6. Block-grant Medicaid to the states. States know their people the best, Trump says, “and can manage the administration of Medicaid without federal overhead.” Rubio, too, recommends block grants. But Trump refused to denounce Medicaid expansion in New Hampshire when he was campaigning there. He has said repeatedly, “I will not let people die on the streets.” His plan doesn’t take into account that Medicaid is an expensive and inefficient state-administered insurance plan that has a narrow network of doctors and badly needs an overhaul. Simply expanding it, the way ObamaCare does, or handing over full responsibility to the states is not the best solution. Perhaps a more informed Trump will come to see this.
7. Remove barriers to entry into free markets for drug providers that offer safe, reliable and cheaper products. Trump believes special interests are driving up prices, and he wants consumers to be able to import drugs, which will drive prices down. He has also said that Medicare should be able to negotiate prices, a controversial change. Since Medicare frequently sets the standard for prices in the industry, this makes sense – especially when it comes to the overinflated prices of new cancer and heart drugs. Rubio proposes reforming Medicare by transitioning to a privately funded premium support program intended to control costs while maintaining services, though prior efforts to privatize Medicare have failed. Cruz would raise the Medicare eligibility age, which I believe is a good idea.
In a Feb. 18 interview with CNN, Trump indicated he would keep ObamaCare’s individual mandate, which makes you pay a fine if you don’t have health insurance. But the next day he tweeted that he would remove the mandate (a central piece of ObamaCare) and install a “backstop for pre-existing conditions.” His positions on health care seem to be evolving as he learns more. In this week’s position paper, it is clear that he intends to get rid of the individual mandate. During last week’s debate, he flatly denied Cruz’s accusation that he wants the government to pay for everyone’s health care. Perhaps Trump would have agreed with President Richard Nixon, who in 1974 proposed a comprehensive health reform plan that included cost-sharing health coverage, subsidized by the federal government, for poor Americans. This plan probably would have passed, if not for Watergate.
Trump’s position paper on health care goes on to say that enforcing immigration laws will relieve economic pressures. His wall would theoretically help out hospitals in the South and Southwest that are overburdened by the costs of services they provide to illegal immigrants who can’t pay for them. Meanwhile, the heroin trade is burgeoning, with 300,000 more users than a decade ago and over 10,000 overdose deaths per year. Decreasing these numbers would decrease U.S. health care costs substantially.
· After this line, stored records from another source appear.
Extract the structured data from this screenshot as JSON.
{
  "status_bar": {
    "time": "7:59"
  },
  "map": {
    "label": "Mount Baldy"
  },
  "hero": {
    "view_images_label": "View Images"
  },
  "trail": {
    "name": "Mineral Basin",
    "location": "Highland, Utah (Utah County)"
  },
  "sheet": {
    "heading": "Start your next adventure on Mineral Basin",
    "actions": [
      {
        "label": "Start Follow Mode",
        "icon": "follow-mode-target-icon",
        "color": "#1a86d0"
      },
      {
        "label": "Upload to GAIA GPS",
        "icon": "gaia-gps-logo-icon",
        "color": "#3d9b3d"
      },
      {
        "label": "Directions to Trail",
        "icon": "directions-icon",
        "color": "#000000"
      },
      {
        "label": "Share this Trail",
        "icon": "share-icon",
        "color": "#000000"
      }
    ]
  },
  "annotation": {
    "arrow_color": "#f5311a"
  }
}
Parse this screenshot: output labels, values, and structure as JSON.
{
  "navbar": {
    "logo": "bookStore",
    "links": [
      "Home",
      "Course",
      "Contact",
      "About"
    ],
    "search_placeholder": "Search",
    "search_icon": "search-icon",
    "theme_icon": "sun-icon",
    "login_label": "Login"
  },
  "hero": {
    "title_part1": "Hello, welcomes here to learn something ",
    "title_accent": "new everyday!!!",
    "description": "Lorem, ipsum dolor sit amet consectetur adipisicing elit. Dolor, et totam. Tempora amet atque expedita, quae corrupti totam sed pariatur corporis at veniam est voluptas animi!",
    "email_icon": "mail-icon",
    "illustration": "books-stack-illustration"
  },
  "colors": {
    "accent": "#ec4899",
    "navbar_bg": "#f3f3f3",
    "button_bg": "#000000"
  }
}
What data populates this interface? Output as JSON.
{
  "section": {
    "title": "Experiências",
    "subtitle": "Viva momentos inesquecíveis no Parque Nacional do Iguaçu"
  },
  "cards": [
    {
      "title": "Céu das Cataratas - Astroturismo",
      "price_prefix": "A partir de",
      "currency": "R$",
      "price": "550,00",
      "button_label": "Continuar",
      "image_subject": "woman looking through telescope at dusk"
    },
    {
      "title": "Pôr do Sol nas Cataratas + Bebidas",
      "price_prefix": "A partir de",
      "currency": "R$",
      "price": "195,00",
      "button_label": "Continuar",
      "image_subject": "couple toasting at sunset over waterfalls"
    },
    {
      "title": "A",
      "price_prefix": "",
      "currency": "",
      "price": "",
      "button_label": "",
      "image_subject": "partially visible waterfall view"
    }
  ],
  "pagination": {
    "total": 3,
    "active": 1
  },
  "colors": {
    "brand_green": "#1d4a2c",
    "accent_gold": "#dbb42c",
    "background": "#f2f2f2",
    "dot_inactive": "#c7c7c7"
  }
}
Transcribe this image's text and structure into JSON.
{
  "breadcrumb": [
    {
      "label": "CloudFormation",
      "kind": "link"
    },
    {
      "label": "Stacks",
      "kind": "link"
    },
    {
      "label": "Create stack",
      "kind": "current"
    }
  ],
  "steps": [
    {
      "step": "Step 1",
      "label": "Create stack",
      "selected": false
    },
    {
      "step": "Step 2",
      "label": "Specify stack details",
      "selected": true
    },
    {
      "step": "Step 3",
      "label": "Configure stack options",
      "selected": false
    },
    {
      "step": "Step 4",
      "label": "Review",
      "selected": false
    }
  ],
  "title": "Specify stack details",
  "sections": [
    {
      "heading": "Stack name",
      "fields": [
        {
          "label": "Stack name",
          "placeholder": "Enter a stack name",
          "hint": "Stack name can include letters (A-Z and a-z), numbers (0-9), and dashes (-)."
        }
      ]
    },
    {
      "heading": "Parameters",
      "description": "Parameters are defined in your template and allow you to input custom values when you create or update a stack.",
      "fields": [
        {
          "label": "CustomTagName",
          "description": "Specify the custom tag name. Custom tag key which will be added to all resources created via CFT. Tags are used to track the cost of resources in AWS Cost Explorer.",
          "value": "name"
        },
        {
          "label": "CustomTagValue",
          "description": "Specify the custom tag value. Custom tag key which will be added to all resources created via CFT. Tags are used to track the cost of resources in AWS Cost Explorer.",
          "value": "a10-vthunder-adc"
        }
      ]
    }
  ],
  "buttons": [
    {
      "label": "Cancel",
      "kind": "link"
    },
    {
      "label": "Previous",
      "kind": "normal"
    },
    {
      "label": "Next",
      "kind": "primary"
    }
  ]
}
So Donald Trump has a health care plan. It needs more flesh on its bones, but at first glance it is not as reckless as his main opponents (both huge ObamaCare critics) say it is. Trump promises to reverse at least some of the damage ObamaCare has done to my patients and me. I believe that if he’s elected, he’ll try.
Marc Siegel, M.D. is a professor of medicine and medical director of Doctor Radio at NYU Langone Medical Center. He has been a medical analyst and reporter for Fox News since 2008.